A Comparison of the Performance of Brand-Affiliated and Unaffiliated Hotel Properties

Abstract

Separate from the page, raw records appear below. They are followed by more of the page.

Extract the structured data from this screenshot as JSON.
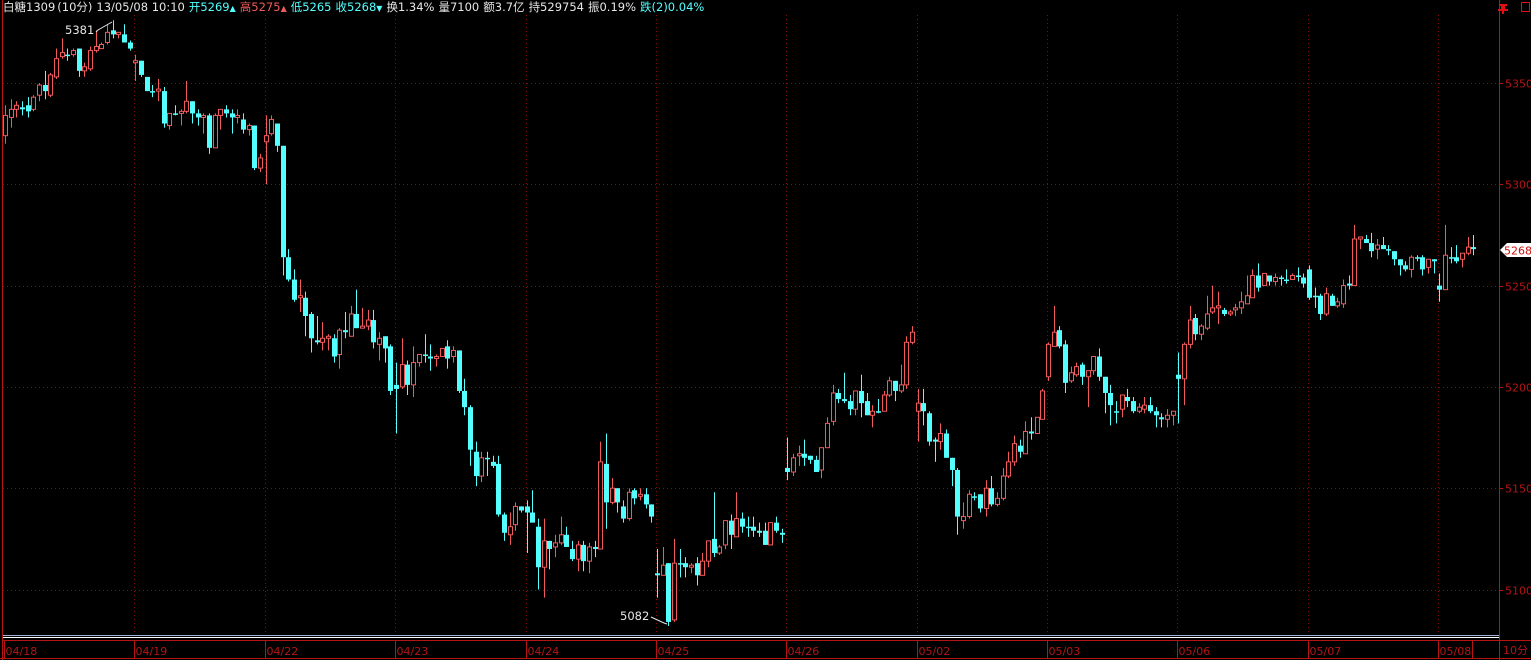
{
  "header": {
    "symbol": "白糖1309",
    "period": "(10分)",
    "datetime": "13/05/08 10:10",
    "open": "开5269",
    "high": "高5275",
    "low": "低5265",
    "close": "收5268",
    "turnover_rate": "换1.34%",
    "volume": "量7100",
    "amount": "额3.7亿",
    "open_interest": "持529754",
    "amplitude": "振0.19%",
    "change": "跌(2)0.04%"
  },
  "period_label": "10分",
  "current_price_tag": "5268",
  "icons": [
    "pin-icon",
    "window-icon"
  ],
  "colors": {
    "up": "#f05a5a",
    "down": "#54ffff",
    "grid": "#8a0d0d",
    "axis": "#b41414",
    "background": "#000000"
  },
  "chart_data": {
    "type": "candlestick",
    "title": "",
    "x_tick_labels": [
      "04/18",
      "04/19",
      "04/22",
      "04/23",
      "04/24",
      "04/25",
      "04/26",
      "05/02",
      "05/03",
      "05/06",
      "05/07",
      "05/08"
    ],
    "bars_per_day": 23,
    "y_tick_labels": [
      "5350",
      "5300",
      "5250",
      "5200",
      "5150",
      "5100"
    ],
    "ylim": [
      5076,
      5384
    ],
    "grid": true,
    "annotations": {
      "max_label": "5381",
      "min_label": "5082"
    },
    "ohlc_fields": [
      "open",
      "high",
      "low",
      "close"
    ],
    "candles": [
      [
        5324,
        5339,
        5320,
        5334
      ],
      [
        5333,
        5342,
        5328,
        5337
      ],
      [
        5337,
        5341,
        5333,
        5339
      ],
      [
        5338,
        5341,
        5334,
        5337
      ],
      [
        5339,
        5343,
        5333,
        5336
      ],
      [
        5337,
        5344,
        5336,
        5343
      ],
      [
        5344,
        5350,
        5341,
        5349
      ],
      [
        5349,
        5356,
        5342,
        5346
      ],
      [
        5344,
        5355,
        5343,
        5354
      ],
      [
        5353,
        5367,
        5352,
        5362
      ],
      [
        5363,
        5372,
        5362,
        5365
      ],
      [
        5364,
        5367,
        5361,
        5364
      ],
      [
        5364,
        5367,
        5363,
        5366
      ],
      [
        5367,
        5367,
        5353,
        5356
      ],
      [
        5356,
        5360,
        5353,
        5358
      ],
      [
        5357,
        5368,
        5356,
        5366
      ],
      [
        5366,
        5376,
        5365,
        5368
      ],
      [
        5367,
        5370,
        5367,
        5369
      ],
      [
        5370,
        5379,
        5369,
        5375
      ],
      [
        5376,
        5381,
        5372,
        5374
      ],
      [
        5374,
        5375,
        5372,
        5375
      ],
      [
        5374,
        5379,
        5370,
        5370
      ],
      [
        5370,
        5371,
        5366,
        5367
      ],
      [
        5360,
        5364,
        5351,
        5361
      ],
      [
        5361,
        5361,
        5353,
        5354
      ],
      [
        5353,
        5353,
        5346,
        5346
      ],
      [
        5346,
        5349,
        5343,
        5346
      ],
      [
        5346,
        5352,
        5341,
        5347
      ],
      [
        5346,
        5348,
        5328,
        5330
      ],
      [
        5329,
        5335,
        5327,
        5335
      ],
      [
        5335,
        5339,
        5334,
        5335
      ],
      [
        5335,
        5337,
        5329,
        5336
      ],
      [
        5336,
        5351,
        5335,
        5341
      ],
      [
        5341,
        5341,
        5330,
        5335
      ],
      [
        5335,
        5337,
        5329,
        5333
      ],
      [
        5333,
        5335,
        5325,
        5334
      ],
      [
        5334,
        5335,
        5315,
        5318
      ],
      [
        5318,
        5335,
        5318,
        5334
      ],
      [
        5334,
        5337,
        5327,
        5337
      ],
      [
        5337,
        5339,
        5333,
        5335
      ],
      [
        5335,
        5337,
        5325,
        5333
      ],
      [
        5333,
        5337,
        5330,
        5334
      ],
      [
        5332,
        5335,
        5325,
        5327
      ],
      [
        5327,
        5330,
        5324,
        5329
      ],
      [
        5329,
        5329,
        5307,
        5308
      ],
      [
        5308,
        5315,
        5306,
        5313
      ],
      [
        5321,
        5334,
        5300,
        5324
      ],
      [
        5325,
        5334,
        5324,
        5332
      ],
      [
        5330,
        5330,
        5316,
        5319
      ],
      [
        5319,
        5319,
        5255,
        5264
      ],
      [
        5264,
        5268,
        5252,
        5253
      ],
      [
        5253,
        5258,
        5242,
        5243
      ],
      [
        5244,
        5253,
        5237,
        5245
      ],
      [
        5244,
        5247,
        5225,
        5235
      ],
      [
        5236,
        5237,
        5217,
        5224
      ],
      [
        5223,
        5235,
        5221,
        5222
      ],
      [
        5222,
        5232,
        5218,
        5224
      ],
      [
        5224,
        5226,
        5218,
        5225
      ],
      [
        5224,
        5226,
        5212,
        5215
      ],
      [
        5216,
        5229,
        5209,
        5228
      ],
      [
        5228,
        5237,
        5224,
        5227
      ],
      [
        5225,
        5240,
        5225,
        5236
      ],
      [
        5236,
        5248,
        5229,
        5229
      ],
      [
        5229,
        5239,
        5229,
        5230
      ],
      [
        5230,
        5238,
        5228,
        5233
      ],
      [
        5233,
        5238,
        5219,
        5222
      ],
      [
        5221,
        5227,
        5213,
        5224
      ],
      [
        5225,
        5225,
        5212,
        5219
      ],
      [
        5220,
        5221,
        5196,
        5198
      ],
      [
        5201,
        5212,
        5177,
        5199
      ],
      [
        5200,
        5224,
        5199,
        5211
      ],
      [
        5211,
        5213,
        5196,
        5201
      ],
      [
        5201,
        5220,
        5195,
        5212
      ],
      [
        5212,
        5216,
        5210,
        5216
      ],
      [
        5216,
        5226,
        5212,
        5216
      ],
      [
        5215,
        5221,
        5208,
        5214
      ],
      [
        5214,
        5216,
        5210,
        5215
      ],
      [
        5215,
        5219,
        5215,
        5219
      ],
      [
        5220,
        5223,
        5209,
        5214
      ],
      [
        5215,
        5220,
        5212,
        5218
      ],
      [
        5218,
        5218,
        5197,
        5198
      ],
      [
        5198,
        5204,
        5186,
        5190
      ],
      [
        5190,
        5191,
        5161,
        5169
      ],
      [
        5168,
        5173,
        5151,
        5156
      ],
      [
        5156,
        5168,
        5153,
        5165
      ],
      [
        5165,
        5168,
        5156,
        5165
      ],
      [
        5163,
        5166,
        5160,
        5161
      ],
      [
        5162,
        5166,
        5136,
        5137
      ],
      [
        5137,
        5138,
        5124,
        5128
      ],
      [
        5127,
        5138,
        5122,
        5131
      ],
      [
        5132,
        5143,
        5129,
        5141
      ],
      [
        5141,
        5141,
        5138,
        5139
      ],
      [
        5141,
        5144,
        5118,
        5138
      ],
      [
        5138,
        5149,
        5133,
        5133
      ],
      [
        5131,
        5135,
        5100,
        5111
      ],
      [
        5111,
        5135,
        5096,
        5124
      ],
      [
        5124,
        5124,
        5110,
        5120
      ],
      [
        5121,
        5127,
        5116,
        5123
      ],
      [
        5123,
        5136,
        5122,
        5127
      ],
      [
        5127,
        5131,
        5121,
        5121
      ],
      [
        5120,
        5124,
        5114,
        5115
      ],
      [
        5115,
        5124,
        5109,
        5122
      ],
      [
        5122,
        5124,
        5109,
        5114
      ],
      [
        5114,
        5123,
        5108,
        5121
      ],
      [
        5121,
        5124,
        5116,
        5120
      ],
      [
        5120,
        5173,
        5120,
        5163
      ],
      [
        5162,
        5177,
        5130,
        5143
      ],
      [
        5143,
        5155,
        5142,
        5150
      ],
      [
        5150,
        5150,
        5138,
        5143
      ],
      [
        5141,
        5144,
        5133,
        5135
      ],
      [
        5135,
        5150,
        5134,
        5148
      ],
      [
        5149,
        5150,
        5142,
        5145
      ],
      [
        5146,
        5150,
        5144,
        5147
      ],
      [
        5147,
        5150,
        5140,
        5142
      ],
      [
        5142,
        5142,
        5133,
        5136
      ],
      [
        5108,
        5120,
        5096,
        5107
      ],
      [
        5107,
        5121,
        5107,
        5112
      ],
      [
        5113,
        5113,
        5082,
        5084
      ],
      [
        5085,
        5125,
        5084,
        5113
      ],
      [
        5113,
        5120,
        5106,
        5113
      ],
      [
        5113,
        5116,
        5106,
        5111
      ],
      [
        5111,
        5113,
        5108,
        5112
      ],
      [
        5113,
        5116,
        5102,
        5107
      ],
      [
        5107,
        5118,
        5107,
        5114
      ],
      [
        5114,
        5124,
        5111,
        5124
      ],
      [
        5125,
        5148,
        5116,
        5118
      ],
      [
        5118,
        5122,
        5117,
        5121
      ],
      [
        5122,
        5134,
        5120,
        5134
      ],
      [
        5134,
        5137,
        5120,
        5127
      ],
      [
        5126,
        5148,
        5126,
        5135
      ],
      [
        5135,
        5138,
        5128,
        5131
      ],
      [
        5131,
        5136,
        5126,
        5131
      ],
      [
        5131,
        5136,
        5126,
        5129
      ],
      [
        5129,
        5133,
        5126,
        5128
      ],
      [
        5129,
        5133,
        5122,
        5122
      ],
      [
        5122,
        5133,
        5122,
        5133
      ],
      [
        5133,
        5136,
        5128,
        5129
      ],
      [
        5128,
        5130,
        5123,
        5127
      ],
      [
        5160,
        5175,
        5154,
        5158
      ],
      [
        5158,
        5167,
        5156,
        5165
      ],
      [
        5166,
        5171,
        5161,
        5167
      ],
      [
        5167,
        5174,
        5161,
        5165
      ],
      [
        5166,
        5166,
        5162,
        5164
      ],
      [
        5164,
        5166,
        5158,
        5158
      ],
      [
        5159,
        5170,
        5155,
        5170
      ],
      [
        5170,
        5185,
        5170,
        5182
      ],
      [
        5183,
        5201,
        5181,
        5197
      ],
      [
        5197,
        5199,
        5192,
        5194
      ],
      [
        5194,
        5207,
        5192,
        5193
      ],
      [
        5193,
        5196,
        5186,
        5189
      ],
      [
        5189,
        5198,
        5186,
        5198
      ],
      [
        5198,
        5206,
        5185,
        5192
      ],
      [
        5193,
        5197,
        5186,
        5186
      ],
      [
        5186,
        5191,
        5180,
        5188
      ],
      [
        5188,
        5194,
        5187,
        5188
      ],
      [
        5188,
        5198,
        5188,
        5196
      ],
      [
        5196,
        5205,
        5195,
        5203
      ],
      [
        5203,
        5203,
        5193,
        5198
      ],
      [
        5198,
        5211,
        5197,
        5201
      ],
      [
        5201,
        5225,
        5199,
        5222
      ],
      [
        5222,
        5230,
        5221,
        5227
      ],
      [
        5188,
        5199,
        5173,
        5192
      ],
      [
        5192,
        5199,
        5181,
        5188
      ],
      [
        5187,
        5188,
        5171,
        5173
      ],
      [
        5174,
        5175,
        5163,
        5173
      ],
      [
        5173,
        5182,
        5169,
        5177
      ],
      [
        5177,
        5179,
        5165,
        5165
      ],
      [
        5165,
        5165,
        5151,
        5159
      ],
      [
        5159,
        5160,
        5127,
        5136
      ],
      [
        5134,
        5143,
        5130,
        5136
      ],
      [
        5136,
        5149,
        5135,
        5147
      ],
      [
        5146,
        5148,
        5144,
        5146
      ],
      [
        5147,
        5147,
        5138,
        5140
      ],
      [
        5140,
        5154,
        5136,
        5150
      ],
      [
        5150,
        5156,
        5141,
        5142
      ],
      [
        5142,
        5148,
        5141,
        5145
      ],
      [
        5145,
        5160,
        5144,
        5156
      ],
      [
        5156,
        5168,
        5155,
        5163
      ],
      [
        5163,
        5176,
        5161,
        5172
      ],
      [
        5171,
        5174,
        5165,
        5168
      ],
      [
        5167,
        5183,
        5167,
        5178
      ],
      [
        5178,
        5185,
        5174,
        5177
      ],
      [
        5177,
        5185,
        5177,
        5185
      ],
      [
        5184,
        5199,
        5184,
        5198
      ],
      [
        5205,
        5222,
        5203,
        5221
      ],
      [
        5220,
        5240,
        5220,
        5227
      ],
      [
        5228,
        5230,
        5219,
        5220
      ],
      [
        5221,
        5223,
        5197,
        5202
      ],
      [
        5203,
        5210,
        5202,
        5207
      ],
      [
        5206,
        5212,
        5205,
        5210
      ],
      [
        5211,
        5212,
        5201,
        5205
      ],
      [
        5205,
        5208,
        5190,
        5208
      ],
      [
        5208,
        5215,
        5206,
        5215
      ],
      [
        5215,
        5219,
        5203,
        5205
      ],
      [
        5205,
        5205,
        5187,
        5197
      ],
      [
        5197,
        5201,
        5181,
        5191
      ],
      [
        5188,
        5193,
        5182,
        5188
      ],
      [
        5189,
        5196,
        5185,
        5196
      ],
      [
        5195,
        5199,
        5190,
        5193
      ],
      [
        5193,
        5195,
        5187,
        5188
      ],
      [
        5188,
        5192,
        5187,
        5190
      ],
      [
        5189,
        5195,
        5187,
        5191
      ],
      [
        5191,
        5195,
        5187,
        5188
      ],
      [
        5188,
        5190,
        5180,
        5186
      ],
      [
        5185,
        5187,
        5180,
        5184
      ],
      [
        5184,
        5189,
        5180,
        5186
      ],
      [
        5186,
        5188,
        5181,
        5188
      ],
      [
        5206,
        5217,
        5182,
        5204
      ],
      [
        5204,
        5222,
        5191,
        5221
      ],
      [
        5221,
        5240,
        5219,
        5233
      ],
      [
        5234,
        5236,
        5223,
        5226
      ],
      [
        5226,
        5231,
        5223,
        5230
      ],
      [
        5229,
        5245,
        5228,
        5236
      ],
      [
        5237,
        5250,
        5236,
        5239
      ],
      [
        5239,
        5247,
        5231,
        5240
      ],
      [
        5238,
        5239,
        5235,
        5236
      ],
      [
        5236,
        5238,
        5235,
        5237
      ],
      [
        5238,
        5241,
        5235,
        5239
      ],
      [
        5239,
        5247,
        5236,
        5242
      ],
      [
        5241,
        5255,
        5241,
        5245
      ],
      [
        5244,
        5258,
        5244,
        5255
      ],
      [
        5255,
        5261,
        5247,
        5249
      ],
      [
        5250,
        5256,
        5250,
        5256
      ],
      [
        5255,
        5255,
        5250,
        5252
      ],
      [
        5252,
        5256,
        5250,
        5254
      ],
      [
        5254,
        5255,
        5250,
        5254
      ],
      [
        5253,
        5258,
        5251,
        5253
      ],
      [
        5253,
        5256,
        5253,
        5255
      ],
      [
        5255,
        5259,
        5252,
        5255
      ],
      [
        5254,
        5256,
        5249,
        5251
      ],
      [
        5258,
        5260,
        5243,
        5244
      ],
      [
        5245,
        5249,
        5239,
        5245
      ],
      [
        5245,
        5246,
        5233,
        5236
      ],
      [
        5236,
        5249,
        5235,
        5246
      ],
      [
        5245,
        5246,
        5240,
        5240
      ],
      [
        5240,
        5244,
        5239,
        5242
      ],
      [
        5241,
        5253,
        5239,
        5250
      ],
      [
        5251,
        5255,
        5248,
        5250
      ],
      [
        5250,
        5280,
        5250,
        5273
      ],
      [
        5273,
        5274,
        5268,
        5274
      ],
      [
        5273,
        5275,
        5271,
        5271
      ],
      [
        5271,
        5276,
        5264,
        5267
      ],
      [
        5268,
        5273,
        5263,
        5270
      ],
      [
        5270,
        5274,
        5268,
        5268
      ],
      [
        5268,
        5270,
        5265,
        5268
      ],
      [
        5267,
        5267,
        5260,
        5263
      ],
      [
        5263,
        5263,
        5255,
        5260
      ],
      [
        5260,
        5262,
        5257,
        5258
      ],
      [
        5258,
        5265,
        5254,
        5264
      ],
      [
        5264,
        5265,
        5262,
        5264
      ],
      [
        5264,
        5265,
        5255,
        5258
      ],
      [
        5259,
        5263,
        5256,
        5263
      ],
      [
        5263,
        5263,
        5256,
        5262
      ],
      [
        5250,
        5256,
        5242,
        5248
      ],
      [
        5248,
        5280,
        5248,
        5265
      ],
      [
        5264,
        5269,
        5261,
        5264
      ],
      [
        5264,
        5270,
        5261,
        5262
      ],
      [
        5263,
        5266,
        5259,
        5266
      ],
      [
        5266,
        5274,
        5265,
        5269
      ],
      [
        5269,
        5275,
        5265,
        5268
      ]
    ]
  }
}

Research has shown that performance differences exist between brand-affiliated hotels and unaffiliated properties. However, the extant empirical results are mixed. Some research has shown that brands outperform unaffiliated hotels on various metrics, whereas other research has shown the opposite. This article analyzes this issue using a matched-pair approach where we compare the performance differences of brand-affiliated and unaffiliated properties between 1998 and 2010. The matched-pair approach ensures that local competitive conditions as well as hotel characteristics are the same across the comparison pair. In addition, all potential omitted-variable bias and model misspecifications are avoided. Thus, to address our research question, we compare branded hotels with unaffiliated properties that are identical in age, market segment, location, and duration of operation, as well as having a similar number of rooms. Our analysis shows that performance differentials are present, albeit not systematic. We found no consistent advantages in all segments for either the affiliated hotels or the comparable unaffiliated properties, taking into account our comparison factors. That said, the methodology of our approach yields results that are more informative to the affiliation choice of owners and to the growth strategies of hotel brand–owner companies than those of previous empirical studies.